    The majority of the processes are cryptic and reflect core system functionalities in iOS and iPadOS. For example, bluetoothd is the process behind the Bluetooth daemon, which is the component that handles Bluetooth devices. If you want to identify or learn more about a specific process, Google is your friend.

    However, you’ll quickly recognize a few, such as the apps that run on your iPhone or iPad—e.g., Firefox is the primary process associated with Mozilla Firefox. 

    Start using your iOS or iPadOS device, and you will see the CPU and memory consumption spike for related services and apps. Force-quitting apps (more on that later) will remove the relevant processes from the list.

    You can also monitor a specific process by control-clicking and selecting the Add [Process] as a Detail Filter option. Or, you can input multiple process IDs (look at the Process ID column) into the Detail Filter box at the bottom-left of the window to view them separately from the rest of the processes.

    Once you’re done checking the processes on your iPhone or iPad, select the Stop icon at the top-left of the Instruments window.

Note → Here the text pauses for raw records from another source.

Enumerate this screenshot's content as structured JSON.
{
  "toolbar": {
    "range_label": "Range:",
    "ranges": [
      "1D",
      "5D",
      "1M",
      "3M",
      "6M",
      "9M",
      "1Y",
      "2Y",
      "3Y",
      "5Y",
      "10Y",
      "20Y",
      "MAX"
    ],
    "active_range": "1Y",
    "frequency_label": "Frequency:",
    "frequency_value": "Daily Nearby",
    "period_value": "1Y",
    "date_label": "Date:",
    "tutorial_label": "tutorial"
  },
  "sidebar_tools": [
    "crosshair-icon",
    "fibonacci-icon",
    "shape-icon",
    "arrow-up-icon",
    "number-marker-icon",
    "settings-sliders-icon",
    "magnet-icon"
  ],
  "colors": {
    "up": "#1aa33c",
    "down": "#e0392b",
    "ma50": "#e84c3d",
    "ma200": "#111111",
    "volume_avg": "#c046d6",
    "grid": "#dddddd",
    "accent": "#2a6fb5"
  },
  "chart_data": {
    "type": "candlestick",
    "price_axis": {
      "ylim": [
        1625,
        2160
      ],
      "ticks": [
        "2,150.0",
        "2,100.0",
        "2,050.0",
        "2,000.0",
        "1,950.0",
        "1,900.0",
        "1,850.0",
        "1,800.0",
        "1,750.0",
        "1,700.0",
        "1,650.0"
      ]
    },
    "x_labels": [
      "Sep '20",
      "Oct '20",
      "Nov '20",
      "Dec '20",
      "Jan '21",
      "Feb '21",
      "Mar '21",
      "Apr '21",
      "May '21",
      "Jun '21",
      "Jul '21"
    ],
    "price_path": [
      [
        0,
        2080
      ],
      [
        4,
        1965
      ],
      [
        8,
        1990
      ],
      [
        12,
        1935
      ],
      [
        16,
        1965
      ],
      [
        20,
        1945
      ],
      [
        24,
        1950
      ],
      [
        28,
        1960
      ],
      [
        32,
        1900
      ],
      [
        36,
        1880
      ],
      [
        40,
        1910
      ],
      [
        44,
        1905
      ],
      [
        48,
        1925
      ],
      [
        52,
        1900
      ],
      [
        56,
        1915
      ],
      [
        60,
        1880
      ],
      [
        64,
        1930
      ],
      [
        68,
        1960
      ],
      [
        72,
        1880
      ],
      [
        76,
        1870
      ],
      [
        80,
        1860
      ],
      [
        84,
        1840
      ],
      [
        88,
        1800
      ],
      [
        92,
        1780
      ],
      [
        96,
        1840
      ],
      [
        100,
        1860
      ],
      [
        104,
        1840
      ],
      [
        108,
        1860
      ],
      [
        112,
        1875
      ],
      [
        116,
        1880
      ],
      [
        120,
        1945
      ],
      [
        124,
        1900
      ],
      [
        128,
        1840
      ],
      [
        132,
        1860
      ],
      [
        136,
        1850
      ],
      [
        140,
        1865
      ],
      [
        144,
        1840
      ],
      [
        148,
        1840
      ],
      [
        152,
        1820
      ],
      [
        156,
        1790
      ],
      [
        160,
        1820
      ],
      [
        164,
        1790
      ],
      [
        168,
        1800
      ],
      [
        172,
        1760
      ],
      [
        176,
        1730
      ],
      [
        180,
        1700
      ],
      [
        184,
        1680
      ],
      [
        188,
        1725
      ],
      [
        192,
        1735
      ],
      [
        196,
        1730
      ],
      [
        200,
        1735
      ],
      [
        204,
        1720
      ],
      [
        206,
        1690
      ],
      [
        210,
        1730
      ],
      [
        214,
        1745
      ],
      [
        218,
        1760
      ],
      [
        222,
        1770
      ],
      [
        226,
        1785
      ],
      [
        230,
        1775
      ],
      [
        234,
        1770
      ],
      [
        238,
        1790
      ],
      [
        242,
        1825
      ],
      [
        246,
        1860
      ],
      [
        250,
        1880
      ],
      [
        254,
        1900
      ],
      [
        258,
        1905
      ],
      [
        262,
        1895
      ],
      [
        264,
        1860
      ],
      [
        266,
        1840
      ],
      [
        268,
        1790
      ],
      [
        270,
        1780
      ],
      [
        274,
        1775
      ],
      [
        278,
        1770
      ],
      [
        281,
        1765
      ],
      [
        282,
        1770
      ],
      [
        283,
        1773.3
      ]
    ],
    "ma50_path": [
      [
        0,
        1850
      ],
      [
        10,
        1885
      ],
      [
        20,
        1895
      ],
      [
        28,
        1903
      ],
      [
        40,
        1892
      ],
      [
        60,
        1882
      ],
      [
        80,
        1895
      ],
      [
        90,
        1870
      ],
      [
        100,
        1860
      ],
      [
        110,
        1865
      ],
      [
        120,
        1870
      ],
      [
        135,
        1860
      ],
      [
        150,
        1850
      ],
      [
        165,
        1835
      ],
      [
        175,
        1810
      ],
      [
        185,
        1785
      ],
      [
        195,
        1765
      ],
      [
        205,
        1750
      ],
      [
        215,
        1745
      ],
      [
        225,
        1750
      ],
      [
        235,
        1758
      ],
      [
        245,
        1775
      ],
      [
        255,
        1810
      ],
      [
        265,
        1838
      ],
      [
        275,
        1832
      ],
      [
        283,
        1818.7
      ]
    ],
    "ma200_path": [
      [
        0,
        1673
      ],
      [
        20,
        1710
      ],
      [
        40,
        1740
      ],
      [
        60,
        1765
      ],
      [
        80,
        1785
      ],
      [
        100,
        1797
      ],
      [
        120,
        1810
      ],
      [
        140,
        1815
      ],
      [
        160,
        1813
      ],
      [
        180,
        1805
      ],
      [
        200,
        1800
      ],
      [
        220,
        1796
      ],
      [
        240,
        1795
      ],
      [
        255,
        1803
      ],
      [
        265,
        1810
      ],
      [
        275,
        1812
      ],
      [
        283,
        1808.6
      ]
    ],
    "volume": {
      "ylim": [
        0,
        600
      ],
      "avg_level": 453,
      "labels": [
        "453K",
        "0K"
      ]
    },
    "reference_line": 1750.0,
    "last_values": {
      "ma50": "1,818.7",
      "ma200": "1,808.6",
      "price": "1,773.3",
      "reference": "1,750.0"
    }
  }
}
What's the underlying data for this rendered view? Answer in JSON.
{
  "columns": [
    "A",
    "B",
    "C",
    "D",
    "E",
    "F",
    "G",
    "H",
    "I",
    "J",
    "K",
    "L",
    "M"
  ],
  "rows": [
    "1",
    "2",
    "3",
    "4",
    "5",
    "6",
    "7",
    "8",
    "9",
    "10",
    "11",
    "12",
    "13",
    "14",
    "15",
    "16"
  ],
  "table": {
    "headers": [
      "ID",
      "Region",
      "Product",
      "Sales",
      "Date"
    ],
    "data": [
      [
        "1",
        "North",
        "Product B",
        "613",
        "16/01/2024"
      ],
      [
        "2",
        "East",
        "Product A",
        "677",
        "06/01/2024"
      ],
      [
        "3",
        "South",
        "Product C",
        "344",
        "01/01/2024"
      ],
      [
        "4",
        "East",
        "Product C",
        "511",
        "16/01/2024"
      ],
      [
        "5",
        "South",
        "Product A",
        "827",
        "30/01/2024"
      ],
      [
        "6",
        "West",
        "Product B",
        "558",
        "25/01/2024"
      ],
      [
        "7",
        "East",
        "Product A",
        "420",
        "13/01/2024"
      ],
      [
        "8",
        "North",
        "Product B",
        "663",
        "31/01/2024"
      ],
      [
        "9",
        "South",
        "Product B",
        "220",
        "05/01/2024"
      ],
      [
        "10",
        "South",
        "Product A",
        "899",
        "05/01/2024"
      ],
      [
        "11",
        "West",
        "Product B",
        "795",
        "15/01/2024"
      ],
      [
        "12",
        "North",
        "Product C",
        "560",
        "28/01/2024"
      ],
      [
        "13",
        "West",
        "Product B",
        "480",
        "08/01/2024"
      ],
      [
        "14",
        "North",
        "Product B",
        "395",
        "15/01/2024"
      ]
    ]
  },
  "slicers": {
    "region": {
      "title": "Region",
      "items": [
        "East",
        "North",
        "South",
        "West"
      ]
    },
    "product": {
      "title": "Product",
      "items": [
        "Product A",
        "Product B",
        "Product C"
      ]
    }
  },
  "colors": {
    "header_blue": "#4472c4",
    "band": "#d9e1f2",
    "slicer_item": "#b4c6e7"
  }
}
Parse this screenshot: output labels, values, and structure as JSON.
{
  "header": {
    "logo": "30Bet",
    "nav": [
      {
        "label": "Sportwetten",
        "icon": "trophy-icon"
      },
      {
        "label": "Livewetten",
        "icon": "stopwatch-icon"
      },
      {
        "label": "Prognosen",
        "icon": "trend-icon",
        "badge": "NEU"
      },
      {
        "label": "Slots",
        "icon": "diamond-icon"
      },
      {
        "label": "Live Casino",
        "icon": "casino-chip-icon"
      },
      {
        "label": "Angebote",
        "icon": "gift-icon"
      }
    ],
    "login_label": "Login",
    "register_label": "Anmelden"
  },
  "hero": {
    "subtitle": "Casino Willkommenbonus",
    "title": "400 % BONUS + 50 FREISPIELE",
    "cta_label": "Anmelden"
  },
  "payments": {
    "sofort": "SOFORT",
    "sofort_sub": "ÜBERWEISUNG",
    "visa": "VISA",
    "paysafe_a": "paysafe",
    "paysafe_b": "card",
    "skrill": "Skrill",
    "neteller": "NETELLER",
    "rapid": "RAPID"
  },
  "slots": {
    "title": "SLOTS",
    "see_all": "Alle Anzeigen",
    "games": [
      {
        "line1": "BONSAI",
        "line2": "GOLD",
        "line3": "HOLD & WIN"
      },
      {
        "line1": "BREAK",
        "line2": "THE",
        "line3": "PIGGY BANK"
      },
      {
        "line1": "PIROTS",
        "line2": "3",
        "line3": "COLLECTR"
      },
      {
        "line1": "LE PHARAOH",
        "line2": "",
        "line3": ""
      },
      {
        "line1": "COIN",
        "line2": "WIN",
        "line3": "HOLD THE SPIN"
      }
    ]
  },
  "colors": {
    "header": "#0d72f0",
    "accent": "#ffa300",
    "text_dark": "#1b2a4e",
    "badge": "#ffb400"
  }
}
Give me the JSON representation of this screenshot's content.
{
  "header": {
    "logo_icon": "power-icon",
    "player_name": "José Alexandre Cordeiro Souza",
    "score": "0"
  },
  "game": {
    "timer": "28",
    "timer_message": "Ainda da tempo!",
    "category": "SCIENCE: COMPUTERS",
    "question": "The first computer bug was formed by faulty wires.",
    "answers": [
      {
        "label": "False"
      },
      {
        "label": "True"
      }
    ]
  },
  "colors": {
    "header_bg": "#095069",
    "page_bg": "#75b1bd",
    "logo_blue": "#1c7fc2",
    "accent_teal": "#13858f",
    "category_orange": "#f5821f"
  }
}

You can then choose to save the recorded activity (File > Save As) before exiting Xcode.

    Troubleshooting an iPhone or iPad

    Using Xcode to view a list of processes running on an iPhone or iPad can also help you troubleshoot your device. For example, if you experience regular freezes and crashes, you just might be able to spot the app or system service behind the problem. You can then perform the following fixes on your iPhone or iPad to resolve common issues.

    Force-Quit Apps

    If an app always appears to max out the CPU, memory, or both, your first course of action should be to force-quit. To do that, open the App Switcher (swipe up from the bottom of the screen or double-click the Home button) and remove the app from the screen. 

    In Xcode Instruments, you’ll notice that the action effectively shuts down the relevant process. Follow by relaunching the app from the Home Screen.

    Update Apps

    App updates come with loads of bug fixes and performance enhancements. If the problem persists, open the App Store and search for the app. If there’s an update, you’ll see an Update button that you can tap to update it. 

    Disable Background App Refresh

    If Instruments shows an app using lots of CPU resources and memory even when you aren’t actively using it, try stopping it from running in the background. 

    To do that, open the Settings app, scroll down the screen, select the app in question, and turn off the switch next to Background App Refresh

    Restart iPhone or iPad

    Restarting an iPhone or iPad can fix rogue system processes and memory leaks. For example, if Xcode Instruments displays very high CPU or memory usage for multiple apps and system processes (with no explicable reason), open the Settings app and select General > Shut Down to turn off the device. Then, wait for 30 seconds and hold down the Side button to reboot it.

    Update the System Software

    Updating iOS and iPadOS fixes issues with the system software in general. If you’ve yet to update your iPhone or iPad in a while, open the Settings app and select General > Software Update to check for and install the latest updates. If you run into any issues, learn how to fix stuck updates on iPhone and iPad.

    Reset All Settings

    Resetting all settings on your iPhone or iPad resolves issues caused by conflicting settings. If Xcode Instruments continues to display high activity, open the Settings app and select General > Transfer or Reset iPhone > Reset > Reset All Settings.

    If that doesn’t do anything, the next logical step is to erase and reset your iPhone or iPad to factory defaults.

    Inner Workings

    Xcode provides a great window into the list of processes that make your iPhone or iPad work and even helps with troubleshooting. Admittedly, setting up the IDE on your Mac is time-consuming and requires a substantial chunk of disk space. But if you have the patience and the storage to spare, it can be a surprisingly fun exercise.